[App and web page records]
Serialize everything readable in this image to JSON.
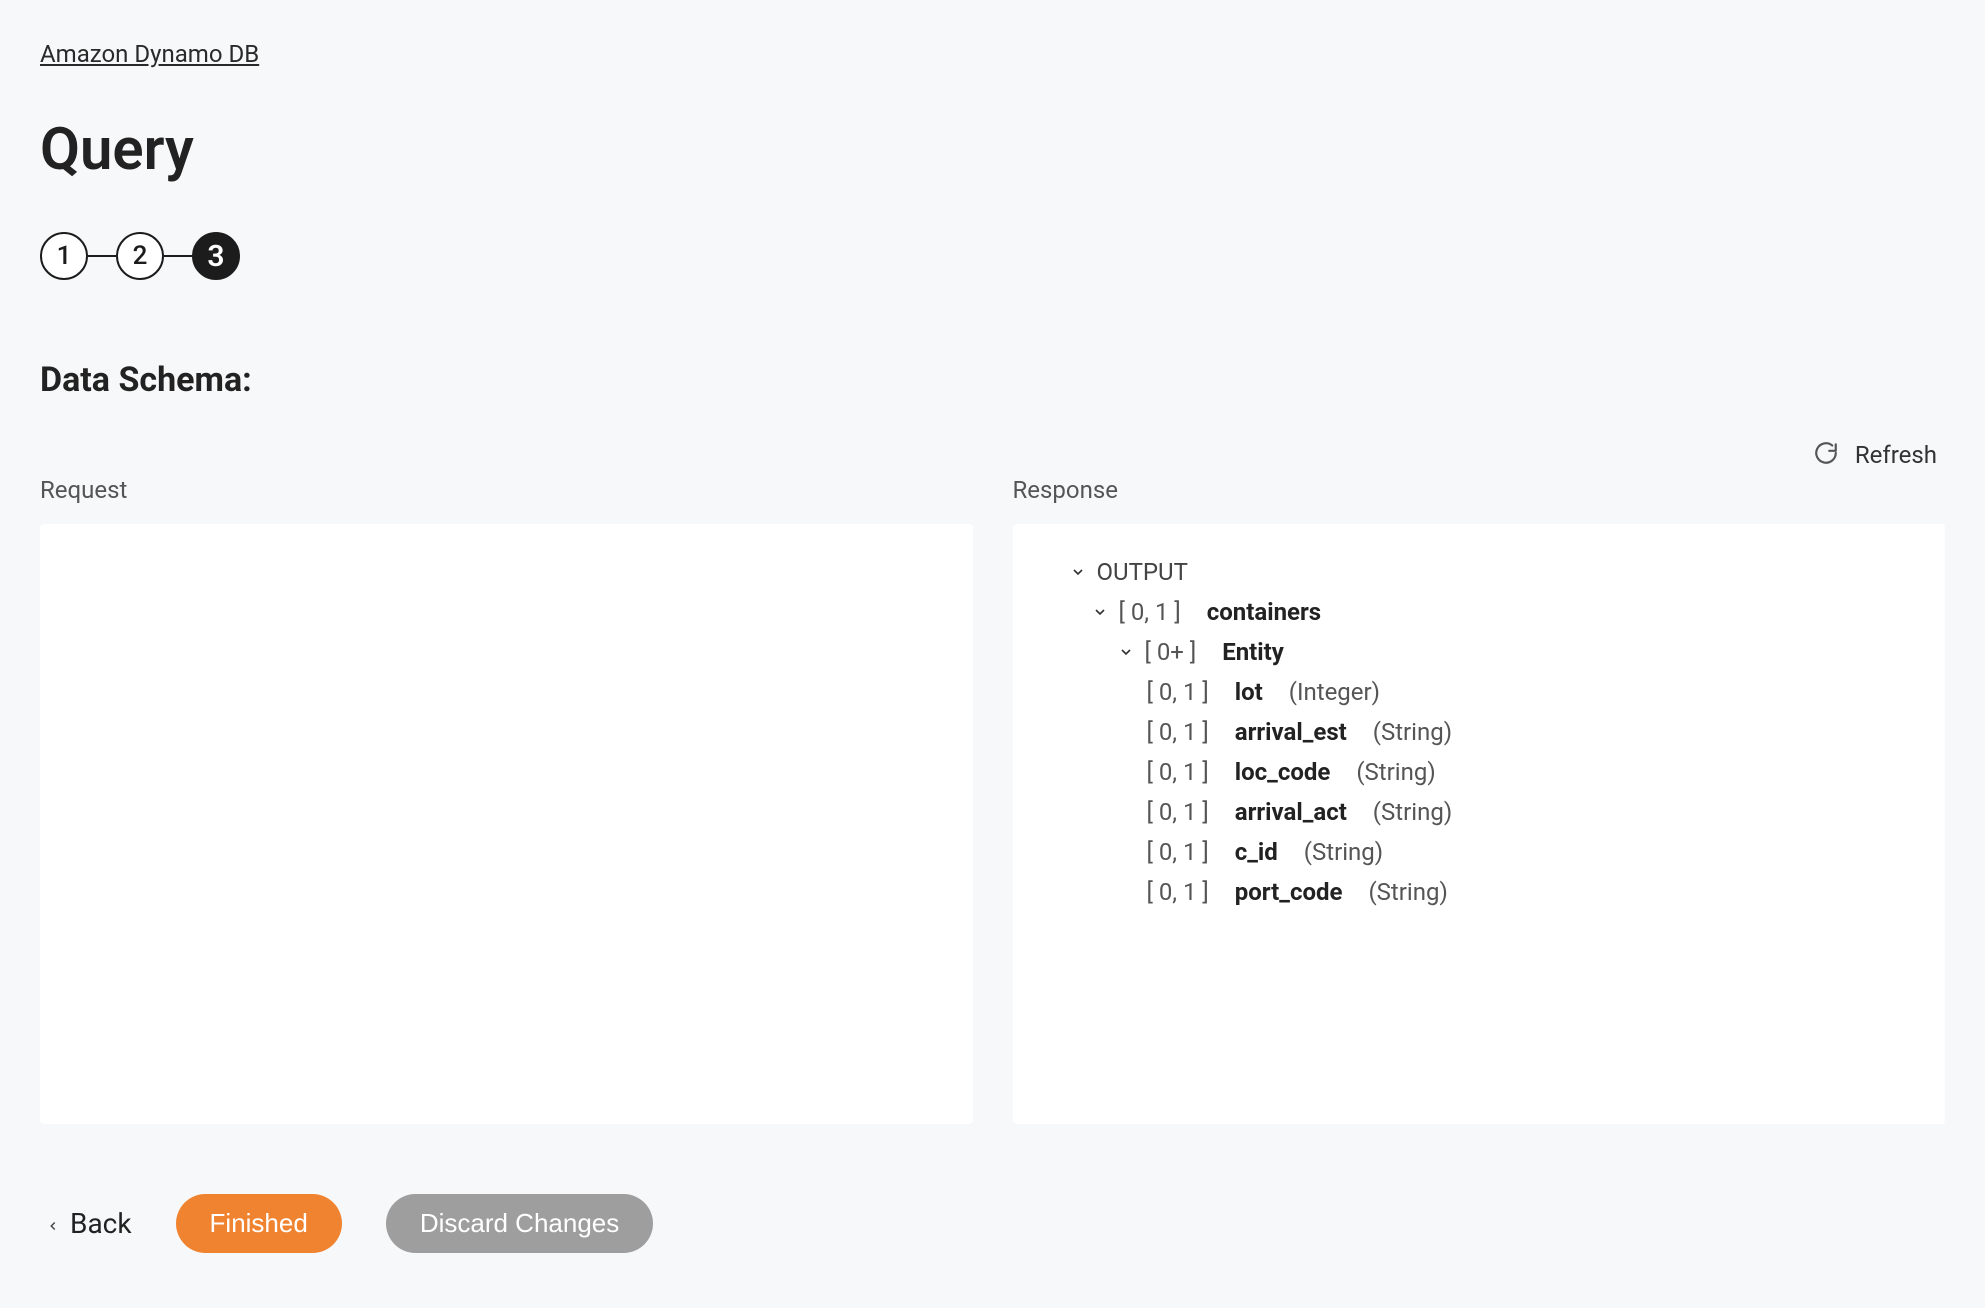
{
  "breadcrumb": {
    "label": "Amazon Dynamo DB"
  },
  "page": {
    "title": "Query"
  },
  "stepper": {
    "steps": [
      {
        "label": "1",
        "active": false
      },
      {
        "label": "2",
        "active": false
      },
      {
        "label": "3",
        "active": true
      }
    ]
  },
  "section": {
    "heading": "Data Schema:"
  },
  "refresh": {
    "label": "Refresh"
  },
  "panels": {
    "request": {
      "label": "Request"
    },
    "response": {
      "label": "Response",
      "tree": {
        "root": {
          "label": "OUTPUT"
        },
        "level1": {
          "card": "[ 0, 1 ]",
          "name": "containers"
        },
        "level2": {
          "card": "[ 0+ ]",
          "name": "Entity"
        },
        "fields": [
          {
            "card": "[ 0, 1 ]",
            "name": "lot",
            "type": "(Integer)"
          },
          {
            "card": "[ 0, 1 ]",
            "name": "arrival_est",
            "type": "(String)"
          },
          {
            "card": "[ 0, 1 ]",
            "name": "loc_code",
            "type": "(String)"
          },
          {
            "card": "[ 0, 1 ]",
            "name": "arrival_act",
            "type": "(String)"
          },
          {
            "card": "[ 0, 1 ]",
            "name": "c_id",
            "type": "(String)"
          },
          {
            "card": "[ 0, 1 ]",
            "name": "port_code",
            "type": "(String)"
          }
        ]
      }
    }
  },
  "footer": {
    "back": "Back",
    "finished": "Finished",
    "discard": "Discard Changes"
  }
}
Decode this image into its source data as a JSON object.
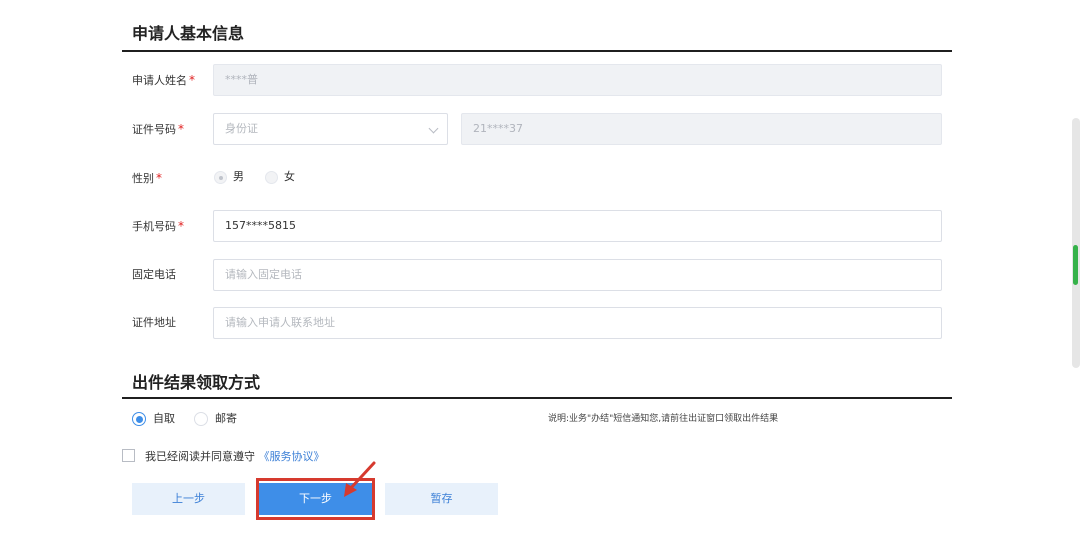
{
  "basic_info": {
    "title": "申请人基本信息",
    "name": {
      "label": "申请人姓名",
      "required_mark": "*",
      "value": "****普"
    },
    "id_number": {
      "label": "证件号码",
      "required_mark": "*",
      "type_value": "身份证",
      "value": "21****37"
    },
    "gender": {
      "label": "性别",
      "required_mark": "*",
      "options": [
        "男",
        "女"
      ],
      "selected": "男"
    },
    "mobile": {
      "label": "手机号码",
      "required_mark": "*",
      "value": "157****5815"
    },
    "phone": {
      "label": "固定电话",
      "placeholder": "请输入固定电话"
    },
    "address": {
      "label": "证件地址",
      "placeholder": "请输入申请人联系地址"
    }
  },
  "pickup": {
    "title": "出件结果领取方式",
    "options": [
      "自取",
      "邮寄"
    ],
    "selected": "自取",
    "note": "说明:业务\"办结\"短信通知您,请前往出证窗口领取出件结果"
  },
  "agreement": {
    "text": "我已经阅读并同意遵守",
    "link": "《服务协议》",
    "checked": false
  },
  "buttons": {
    "prev": "上一步",
    "next": "下一步",
    "save": "暂存"
  },
  "colors": {
    "accent": "#3e8ee8",
    "required": "#e02020",
    "annotation": "#d63a2e"
  }
}
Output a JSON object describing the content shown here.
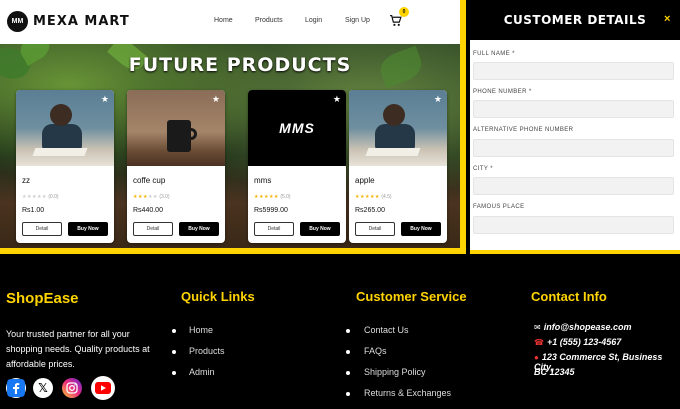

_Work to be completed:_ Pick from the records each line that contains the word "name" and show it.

_Result of this exercise:_
          "name": "containers"
          "name": "Entity"
            "name": "lot",
            "name": "arrival_est",
            "name": "loc_code",
            "name": "arrival_act",
            "name": "c_id",
            "name": "port_code",
    "name": {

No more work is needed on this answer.